European Trauma: Governance and the Psychological Moment
AbstractThis article examines the unfolding of traumas as structural and sociopsychological narratives focused on the bordering of identity and the governing of past present and future. Proceeding from a Lacanian conception of trauma and a Foucauldian understanding of governmentality, the analysis is centered on hegemonic counternarratives, even crises, involving the bordering of both Islam/Muslim identity and Europe/national identity. This “European trauma,” or psychological moment, is exemplified through events in London 2005 and Norway 2011. It is perceived in terms of Chosen Traumas and Chosen Glories, the mythologization of past events that are retold, reinvented, and awarded new meanings in the present. Such traumas and glories can create a foundation for governing practices in which hegemonic interpretations of identity turn into normalizing narratives that justify violence.

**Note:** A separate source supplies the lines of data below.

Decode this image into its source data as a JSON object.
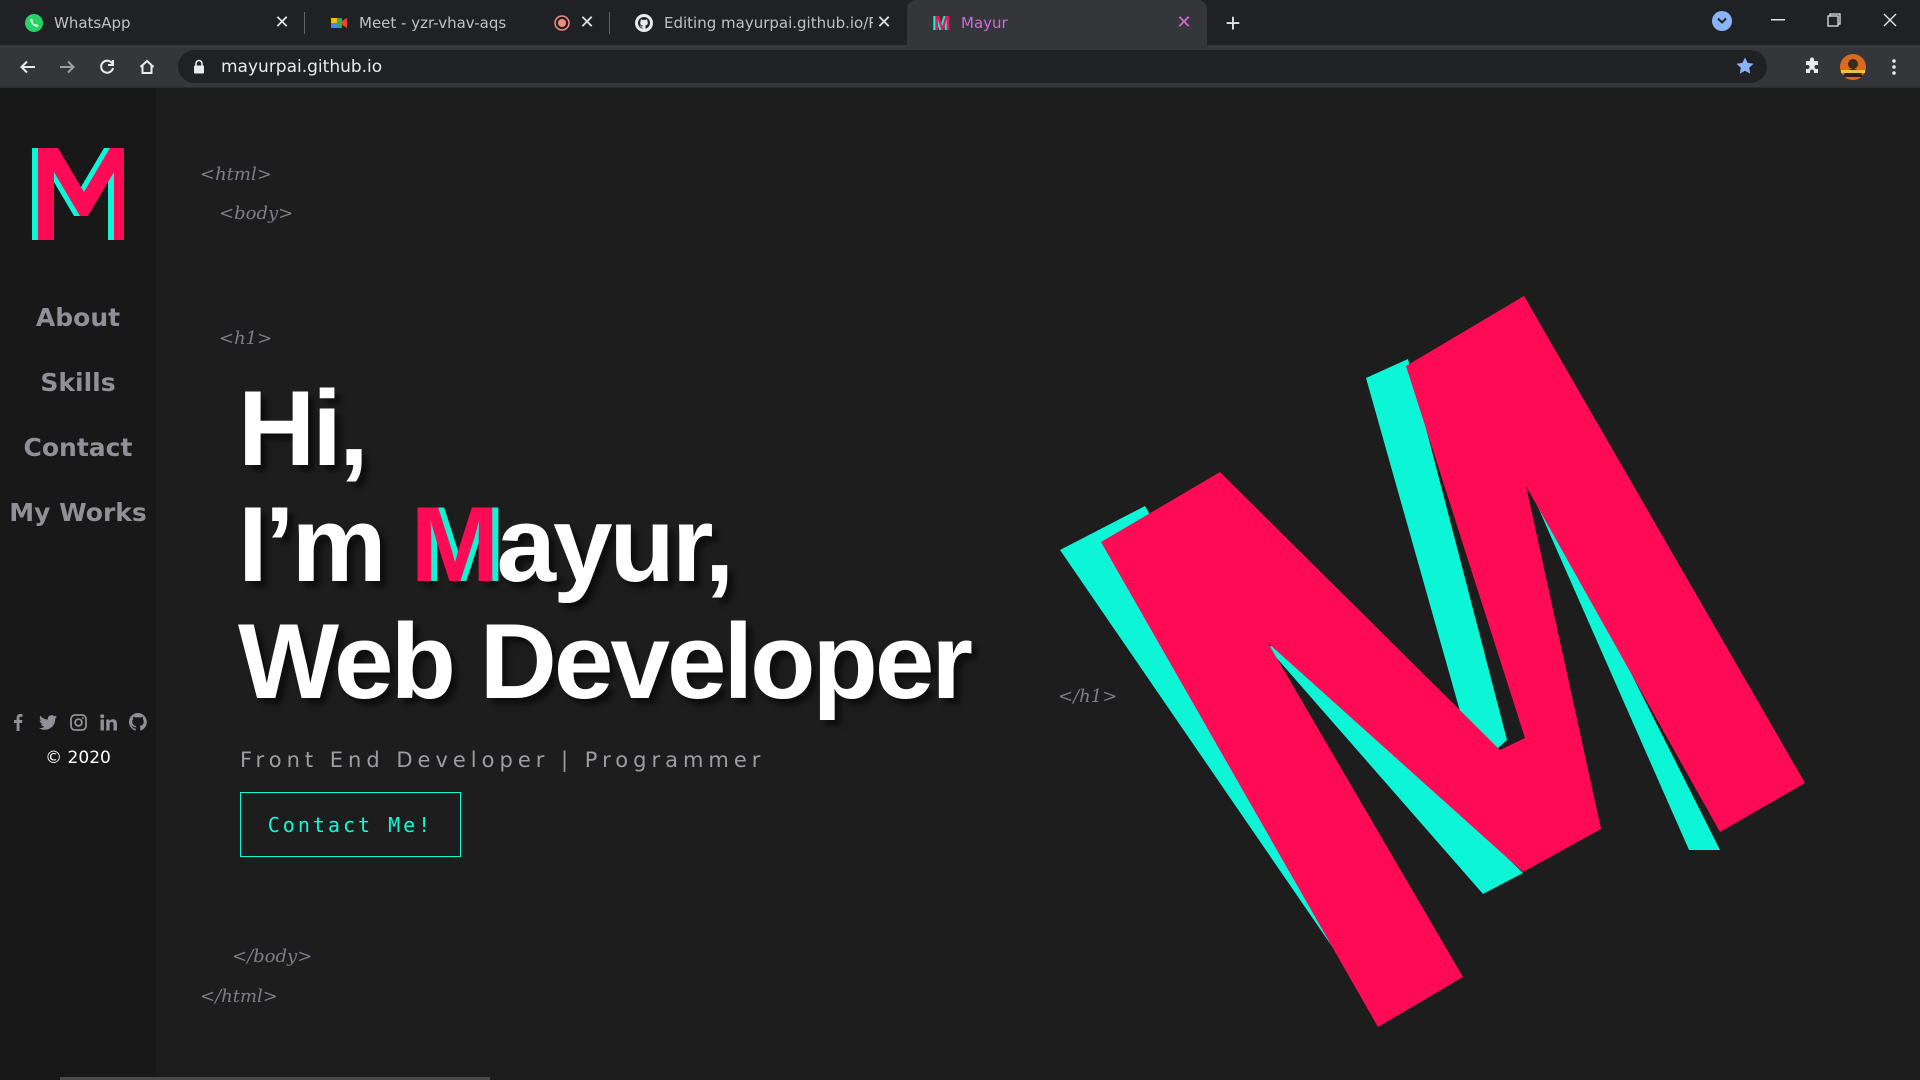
{
  "browser": {
    "tabs": [
      {
        "title": "WhatsApp",
        "icon": "whatsapp-icon"
      },
      {
        "title": "Meet - yzr-vhav-aqs",
        "icon": "google-meet-icon"
      },
      {
        "title": "Editing mayurpai.github.io/READ",
        "icon": "github-icon"
      },
      {
        "title": "Mayur",
        "icon": "mayur-m-icon",
        "active": true
      }
    ],
    "url": "mayurpai.github.io"
  },
  "sidebar": {
    "logo_letter": "M",
    "nav": [
      "About",
      "Skills",
      "Contact",
      "My Works"
    ],
    "socials": [
      "facebook-icon",
      "twitter-icon",
      "instagram-icon",
      "linkedin-icon",
      "github-icon"
    ],
    "copyright": "© 2020"
  },
  "tags": {
    "html_open": "<html>",
    "body_open": "<body>",
    "h1_open": "<h1>",
    "h1_close": "</h1>",
    "body_close": "</body>",
    "html_close": "</html>"
  },
  "hero": {
    "line1": "Hi,",
    "line2_prefix": "I’m ",
    "line2_m": "M",
    "line2_suffix": "ayur,",
    "line3": "Web Developer",
    "subtitle": "Front End Developer | Programmer",
    "cta": "Contact Me!"
  },
  "colors": {
    "accent_pink": "#ff0a54",
    "accent_cyan": "#08fdd8",
    "background": "#1d1d1d",
    "sidebar": "#181818"
  }
}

However, the governing of narratives is a contested process and alternative narrative understandings in terms of everyday practices can stimulate social resistance and psychological resilience, eventually challenging the normalizing bordering processes encountered in Europe today.